Data to use:
········

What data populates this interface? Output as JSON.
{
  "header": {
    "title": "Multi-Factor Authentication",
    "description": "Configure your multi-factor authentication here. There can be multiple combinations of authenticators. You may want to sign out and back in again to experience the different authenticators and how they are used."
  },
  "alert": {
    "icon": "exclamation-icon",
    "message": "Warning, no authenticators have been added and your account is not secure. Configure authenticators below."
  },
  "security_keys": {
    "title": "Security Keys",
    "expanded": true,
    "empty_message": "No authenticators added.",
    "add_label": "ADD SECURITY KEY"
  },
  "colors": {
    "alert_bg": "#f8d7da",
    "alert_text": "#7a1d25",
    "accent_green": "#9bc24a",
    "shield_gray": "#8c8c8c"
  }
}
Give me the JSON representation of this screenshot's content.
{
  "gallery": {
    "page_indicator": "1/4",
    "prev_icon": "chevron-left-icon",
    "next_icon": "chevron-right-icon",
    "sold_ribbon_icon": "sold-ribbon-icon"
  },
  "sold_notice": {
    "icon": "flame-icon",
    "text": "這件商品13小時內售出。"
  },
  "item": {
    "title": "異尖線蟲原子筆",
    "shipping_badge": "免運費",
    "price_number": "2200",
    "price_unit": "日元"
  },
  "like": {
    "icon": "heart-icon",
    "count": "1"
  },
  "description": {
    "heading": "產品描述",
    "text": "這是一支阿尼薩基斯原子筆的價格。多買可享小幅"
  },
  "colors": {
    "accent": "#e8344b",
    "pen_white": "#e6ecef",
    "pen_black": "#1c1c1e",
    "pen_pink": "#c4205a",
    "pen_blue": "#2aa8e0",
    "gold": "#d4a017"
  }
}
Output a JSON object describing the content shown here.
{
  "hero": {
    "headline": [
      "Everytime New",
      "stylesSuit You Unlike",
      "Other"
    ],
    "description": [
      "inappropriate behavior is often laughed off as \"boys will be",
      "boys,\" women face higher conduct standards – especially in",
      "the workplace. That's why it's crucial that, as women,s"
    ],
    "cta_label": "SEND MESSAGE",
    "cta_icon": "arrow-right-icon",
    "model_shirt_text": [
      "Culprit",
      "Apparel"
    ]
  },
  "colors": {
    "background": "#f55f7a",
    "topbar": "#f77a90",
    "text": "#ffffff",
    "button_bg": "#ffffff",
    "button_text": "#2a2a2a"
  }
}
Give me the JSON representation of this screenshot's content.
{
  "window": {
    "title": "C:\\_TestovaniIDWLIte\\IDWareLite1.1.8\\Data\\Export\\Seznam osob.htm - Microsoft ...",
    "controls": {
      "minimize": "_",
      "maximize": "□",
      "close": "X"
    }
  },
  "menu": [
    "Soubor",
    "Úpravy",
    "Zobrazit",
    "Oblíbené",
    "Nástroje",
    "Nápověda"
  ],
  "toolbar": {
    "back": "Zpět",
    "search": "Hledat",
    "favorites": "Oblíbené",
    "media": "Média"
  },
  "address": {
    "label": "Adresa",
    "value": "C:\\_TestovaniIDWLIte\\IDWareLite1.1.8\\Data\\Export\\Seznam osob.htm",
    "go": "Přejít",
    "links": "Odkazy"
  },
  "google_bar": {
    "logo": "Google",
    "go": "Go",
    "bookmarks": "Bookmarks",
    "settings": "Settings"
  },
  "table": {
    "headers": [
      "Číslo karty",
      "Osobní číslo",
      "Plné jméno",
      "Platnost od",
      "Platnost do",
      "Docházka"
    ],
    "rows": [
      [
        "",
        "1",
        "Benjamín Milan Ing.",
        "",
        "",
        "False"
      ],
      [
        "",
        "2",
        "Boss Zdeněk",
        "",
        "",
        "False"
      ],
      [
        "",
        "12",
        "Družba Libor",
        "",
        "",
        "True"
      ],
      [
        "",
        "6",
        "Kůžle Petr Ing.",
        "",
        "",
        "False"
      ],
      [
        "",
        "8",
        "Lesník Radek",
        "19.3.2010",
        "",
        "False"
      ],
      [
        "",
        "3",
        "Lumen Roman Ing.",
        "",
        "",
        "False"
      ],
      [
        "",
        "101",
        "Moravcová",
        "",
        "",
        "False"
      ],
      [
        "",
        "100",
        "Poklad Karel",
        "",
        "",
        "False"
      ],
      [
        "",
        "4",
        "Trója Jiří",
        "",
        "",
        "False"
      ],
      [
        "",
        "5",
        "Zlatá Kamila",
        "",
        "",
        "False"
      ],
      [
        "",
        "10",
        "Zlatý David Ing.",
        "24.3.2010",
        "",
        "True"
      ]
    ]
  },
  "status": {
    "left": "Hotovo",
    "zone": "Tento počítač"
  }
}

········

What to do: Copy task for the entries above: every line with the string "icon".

Answer to this task:
    "icon": "exclamation-icon",
    "prev_icon": "chevron-left-icon",
    "next_icon": "chevron-right-icon",
    "sold_ribbon_icon": "sold-ribbon-icon"
    "icon": "flame-icon",
    "icon": "heart-icon",
    "cta_icon": "arrow-right-icon",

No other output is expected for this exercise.